## [EXERCISE PROMPT]
Please copy every line with the string "view" from the entries below.
==== MATERIAL TO PROCESS ====
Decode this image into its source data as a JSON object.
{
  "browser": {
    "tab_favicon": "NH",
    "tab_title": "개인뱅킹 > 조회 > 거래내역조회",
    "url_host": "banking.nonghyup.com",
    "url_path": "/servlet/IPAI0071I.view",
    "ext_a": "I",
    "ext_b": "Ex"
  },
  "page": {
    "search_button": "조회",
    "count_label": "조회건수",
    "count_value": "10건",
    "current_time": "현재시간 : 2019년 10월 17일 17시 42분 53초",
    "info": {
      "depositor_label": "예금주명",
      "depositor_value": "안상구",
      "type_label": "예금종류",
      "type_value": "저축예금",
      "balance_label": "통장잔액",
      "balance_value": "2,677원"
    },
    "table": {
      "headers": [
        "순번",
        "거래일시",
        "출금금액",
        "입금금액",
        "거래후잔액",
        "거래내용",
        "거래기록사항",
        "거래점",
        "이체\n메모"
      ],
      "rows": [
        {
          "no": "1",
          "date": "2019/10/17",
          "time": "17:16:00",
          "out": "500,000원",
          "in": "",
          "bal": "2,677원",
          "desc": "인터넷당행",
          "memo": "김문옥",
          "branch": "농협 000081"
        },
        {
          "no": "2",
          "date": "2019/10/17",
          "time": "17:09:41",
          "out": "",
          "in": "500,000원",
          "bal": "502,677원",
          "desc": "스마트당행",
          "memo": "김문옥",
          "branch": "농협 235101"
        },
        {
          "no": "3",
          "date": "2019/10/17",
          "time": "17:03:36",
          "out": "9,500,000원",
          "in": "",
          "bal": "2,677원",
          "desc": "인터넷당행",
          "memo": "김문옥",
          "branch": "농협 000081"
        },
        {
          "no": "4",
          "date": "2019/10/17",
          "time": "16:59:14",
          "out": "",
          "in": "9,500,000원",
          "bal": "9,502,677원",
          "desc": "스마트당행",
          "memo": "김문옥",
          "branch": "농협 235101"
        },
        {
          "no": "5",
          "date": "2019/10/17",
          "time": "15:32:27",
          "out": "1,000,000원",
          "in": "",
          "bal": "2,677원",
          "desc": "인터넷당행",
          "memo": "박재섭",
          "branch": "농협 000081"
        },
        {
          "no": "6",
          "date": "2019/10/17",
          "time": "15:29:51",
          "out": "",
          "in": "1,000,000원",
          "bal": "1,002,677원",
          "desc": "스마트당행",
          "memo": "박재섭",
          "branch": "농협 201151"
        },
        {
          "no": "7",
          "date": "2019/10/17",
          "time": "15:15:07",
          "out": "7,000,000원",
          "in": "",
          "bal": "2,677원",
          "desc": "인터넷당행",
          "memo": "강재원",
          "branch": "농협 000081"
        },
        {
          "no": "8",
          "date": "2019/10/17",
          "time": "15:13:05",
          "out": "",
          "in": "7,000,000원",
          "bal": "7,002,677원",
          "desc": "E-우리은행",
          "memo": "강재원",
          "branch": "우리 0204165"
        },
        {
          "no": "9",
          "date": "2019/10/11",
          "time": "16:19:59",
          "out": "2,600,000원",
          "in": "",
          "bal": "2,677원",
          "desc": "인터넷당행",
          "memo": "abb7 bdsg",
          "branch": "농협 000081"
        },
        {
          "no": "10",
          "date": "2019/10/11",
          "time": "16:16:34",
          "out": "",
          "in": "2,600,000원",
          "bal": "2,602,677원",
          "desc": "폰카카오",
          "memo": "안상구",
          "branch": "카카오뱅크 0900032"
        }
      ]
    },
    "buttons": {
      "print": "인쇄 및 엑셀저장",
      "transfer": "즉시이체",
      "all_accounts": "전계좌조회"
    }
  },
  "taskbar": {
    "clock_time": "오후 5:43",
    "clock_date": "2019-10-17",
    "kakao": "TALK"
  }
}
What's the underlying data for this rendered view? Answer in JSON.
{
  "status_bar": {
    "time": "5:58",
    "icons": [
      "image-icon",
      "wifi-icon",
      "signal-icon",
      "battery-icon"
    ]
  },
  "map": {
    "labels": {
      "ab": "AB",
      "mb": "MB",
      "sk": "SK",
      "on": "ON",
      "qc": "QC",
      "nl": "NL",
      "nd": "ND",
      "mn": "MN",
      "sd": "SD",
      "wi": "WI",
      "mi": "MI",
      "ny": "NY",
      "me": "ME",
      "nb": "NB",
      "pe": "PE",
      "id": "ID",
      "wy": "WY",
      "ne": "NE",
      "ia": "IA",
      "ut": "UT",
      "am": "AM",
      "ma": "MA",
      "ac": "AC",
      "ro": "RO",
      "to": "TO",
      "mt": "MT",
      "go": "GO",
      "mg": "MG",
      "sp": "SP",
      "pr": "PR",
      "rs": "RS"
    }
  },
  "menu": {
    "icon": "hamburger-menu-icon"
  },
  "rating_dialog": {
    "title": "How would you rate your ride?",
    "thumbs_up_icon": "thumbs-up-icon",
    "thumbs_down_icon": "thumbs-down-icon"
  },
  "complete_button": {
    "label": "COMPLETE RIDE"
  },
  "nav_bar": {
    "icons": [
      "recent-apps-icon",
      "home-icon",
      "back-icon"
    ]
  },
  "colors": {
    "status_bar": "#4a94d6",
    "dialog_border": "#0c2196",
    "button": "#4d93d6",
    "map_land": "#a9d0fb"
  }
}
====
## [TASK SOLUTION]
    "url_path": "/servlet/IPAI0071I.view",
What's the underlying data for this rendered view? Answer in JSON.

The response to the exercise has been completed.